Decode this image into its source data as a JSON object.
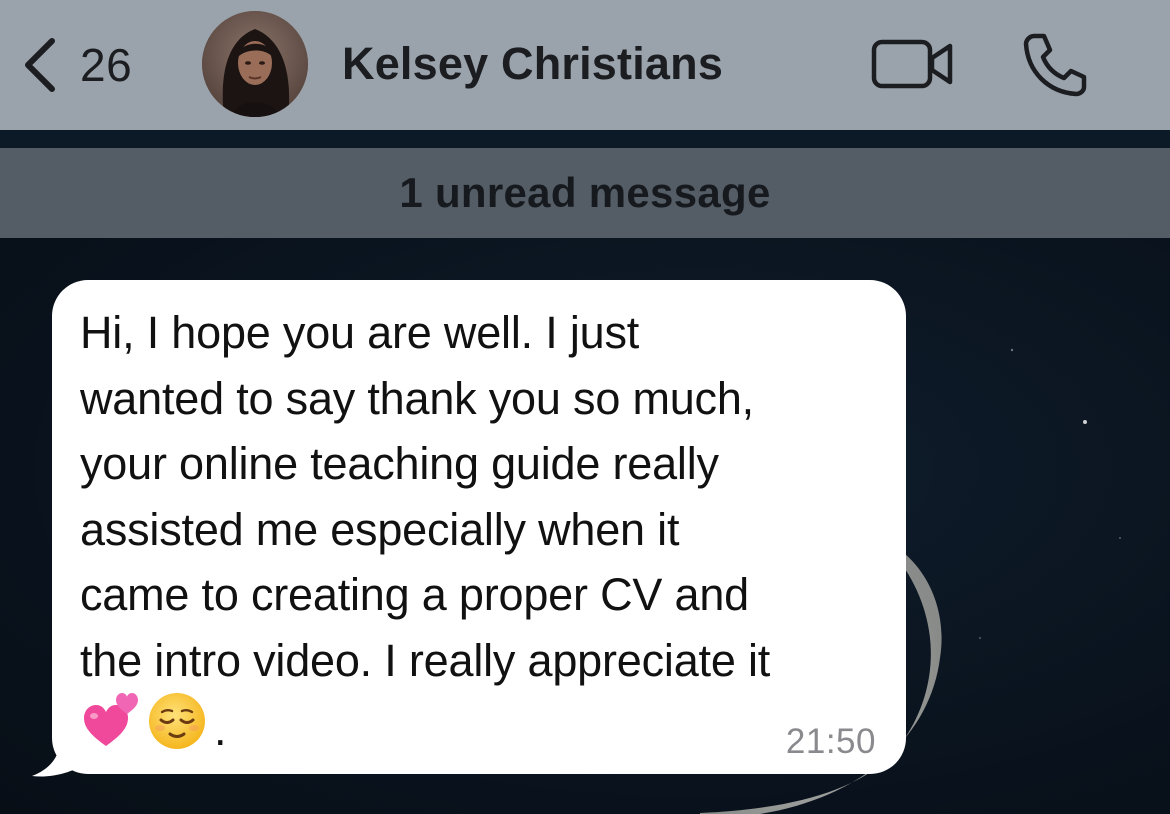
{
  "header": {
    "back_count": "26",
    "contact_name": "Kelsey Christians"
  },
  "banner": {
    "unread_label": "1 unread message"
  },
  "message": {
    "text": "Hi, I hope you are well. I just\nwanted to say thank you so much,\nyour online teaching guide really\nassisted me especially when it\ncame to creating a proper CV and\nthe intro video. I really appreciate it",
    "emoji_trail": ".",
    "time": "21:50",
    "emojis": [
      "two-hearts-icon",
      "relieved-face-icon"
    ]
  },
  "colors": {
    "header_bg": "#9aa3ab",
    "banner_bg": "#545d66",
    "bubble_bg": "#ffffff",
    "timestamp": "#8a8a8e"
  }
}
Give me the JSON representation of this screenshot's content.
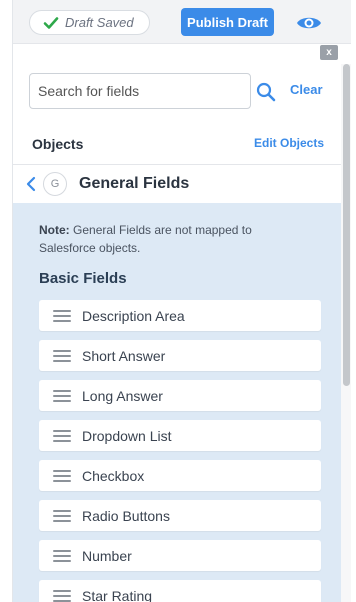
{
  "topbar": {
    "draft_status": "Draft Saved",
    "publish_label": "Publish Draft",
    "accent": "#3b8be8",
    "check_color": "#2ea84a"
  },
  "close_label": "x",
  "search": {
    "placeholder": "Search for fields",
    "value": "",
    "clear_label": "Clear"
  },
  "objects": {
    "title": "Objects",
    "edit_label": "Edit Objects"
  },
  "section": {
    "badge": "G",
    "title": "General Fields",
    "note_label": "Note:",
    "note_text": " General Fields are not mapped to Salesforce objects.",
    "group_title": "Basic Fields",
    "fields": [
      {
        "label": "Description Area"
      },
      {
        "label": "Short Answer"
      },
      {
        "label": "Long Answer"
      },
      {
        "label": "Dropdown List"
      },
      {
        "label": "Checkbox"
      },
      {
        "label": "Radio Buttons"
      },
      {
        "label": "Number"
      },
      {
        "label": "Star Rating"
      }
    ]
  },
  "icons": {
    "status": "check-icon",
    "preview": "eye-icon",
    "search": "search-icon",
    "back": "chevron-left-icon",
    "drag": "drag-handle-icon"
  }
}
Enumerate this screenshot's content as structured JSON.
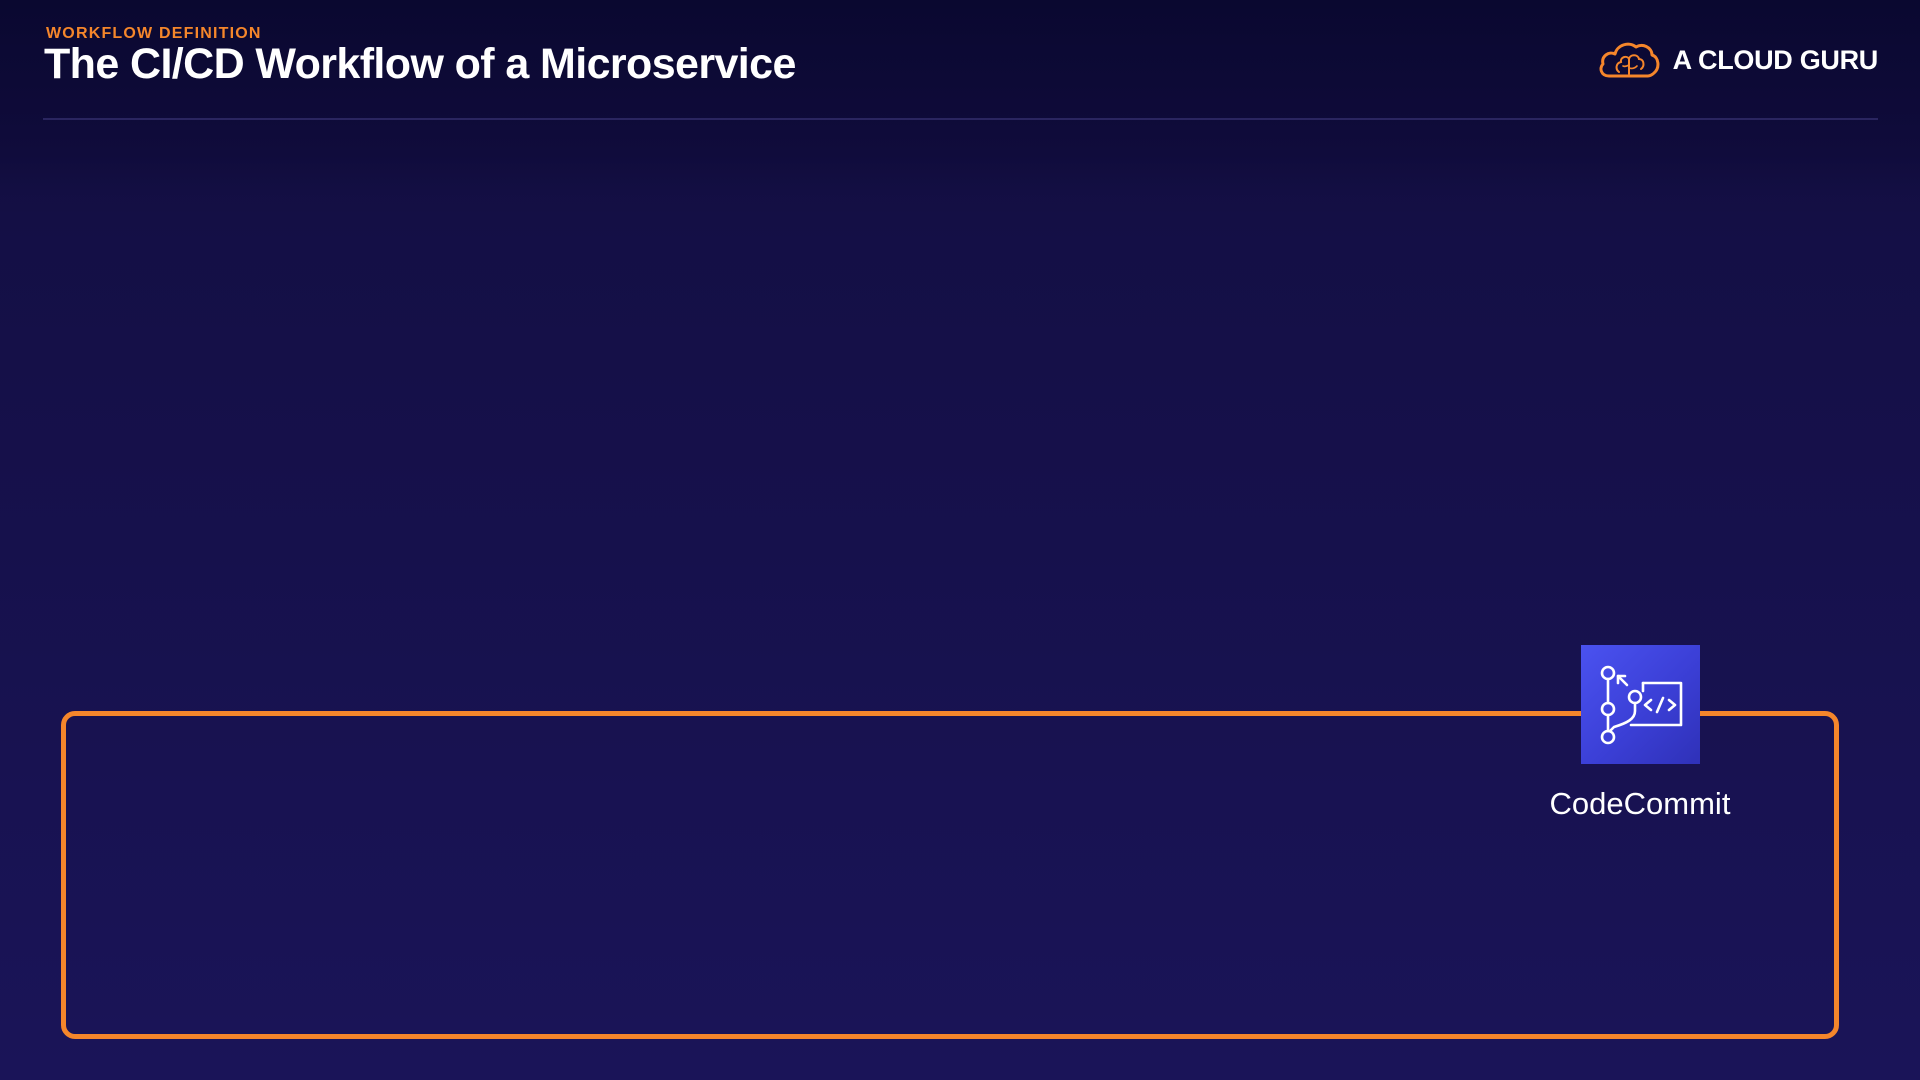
{
  "header": {
    "eyebrow": "WORKFLOW DEFINITION",
    "title": "The CI/CD Workflow of a Microservice"
  },
  "brand": {
    "name": "A CLOUD GURU",
    "logo_icon": "cloud-brain-icon",
    "logo_color": "#f5862b"
  },
  "diagram": {
    "container_border_color": "#f5862b",
    "services": [
      {
        "label": "CodeCommit",
        "icon": "codecommit-icon",
        "icon_color": "#3b3fd6"
      }
    ]
  },
  "colors": {
    "background": "#140f45",
    "accent": "#f5862b",
    "text": "#ffffff"
  }
}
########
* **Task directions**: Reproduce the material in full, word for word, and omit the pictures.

* **Exercise output**:
Decode this image into its source data as a JSON object.
{
  "header": {
    "back_count": "26",
    "contact_name": "Kelsey Christians"
  },
  "banner": {
    "unread_label": "1 unread message"
  },
  "message": {
    "text": "Hi, I hope you are well. I just\nwanted to say thank you so much,\nyour online teaching guide really\nassisted me especially when it\ncame to creating a proper CV and\nthe intro video. I really appreciate it",
    "emoji_trail": ".",
    "time": "21:50",
    "emojis": [
      "two-hearts-icon",
      "relieved-face-icon"
    ]
  },
  "colors": {
    "header_bg": "#9aa3ab",
    "banner_bg": "#545d66",
    "bubble_bg": "#ffffff",
    "timestamp": "#8a8a8e"
  }
}
Give me the JSON representation of this screenshot's content.
{
  "topbar": {
    "draft_status": "Draft Saved",
    "publish_label": "Publish Draft",
    "accent": "#3b8be8",
    "check_color": "#2ea84a"
  },
  "close_label": "x",
  "search": {
    "placeholder": "Search for fields",
    "value": "",
    "clear_label": "Clear"
  },
  "objects": {
    "title": "Objects",
    "edit_label": "Edit Objects"
  },
  "section": {
    "badge": "G",
    "title": "General Fields",
    "note_label": "Note:",
    "note_text": " General Fields are not mapped to Salesforce objects.",
    "group_title": "Basic Fields",
    "fields": [
      {
        "label": "Description Area"
      },
      {
        "label": "Short Answer"
      },
      {
        "label": "Long Answer"
      },
      {
        "label": "Dropdown List"
      },
      {
        "label": "Checkbox"
      },
      {
        "label": "Radio Buttons"
      },
      {
        "label": "Number"
      },
      {
        "label": "Star Rating"
      }
    ]
  },
  "icons": {
    "status": "check-icon",
    "preview": "eye-icon",
    "search": "search-icon",
    "back": "chevron-left-icon",
    "drag": "drag-handle-icon"
  }
}
Enumerate this screenshot's content as structured JSON.
{
  "header": {
    "eyebrow": "WORKFLOW DEFINITION",
    "title": "The CI/CD Workflow of a Microservice"
  },
  "brand": {
    "name": "A CLOUD GURU",
    "logo_icon": "cloud-brain-icon",
    "logo_color": "#f5862b"
  },
  "diagram": {
    "container_border_color": "#f5862b",
    "services": [
      {
        "label": "CodeCommit",
        "icon": "codecommit-icon",
        "icon_color": "#3b3fd6"
      }
    ]
  },
  "colors": {
    "background": "#140f45",
    "accent": "#f5862b",
    "text": "#ffffff"
  }
}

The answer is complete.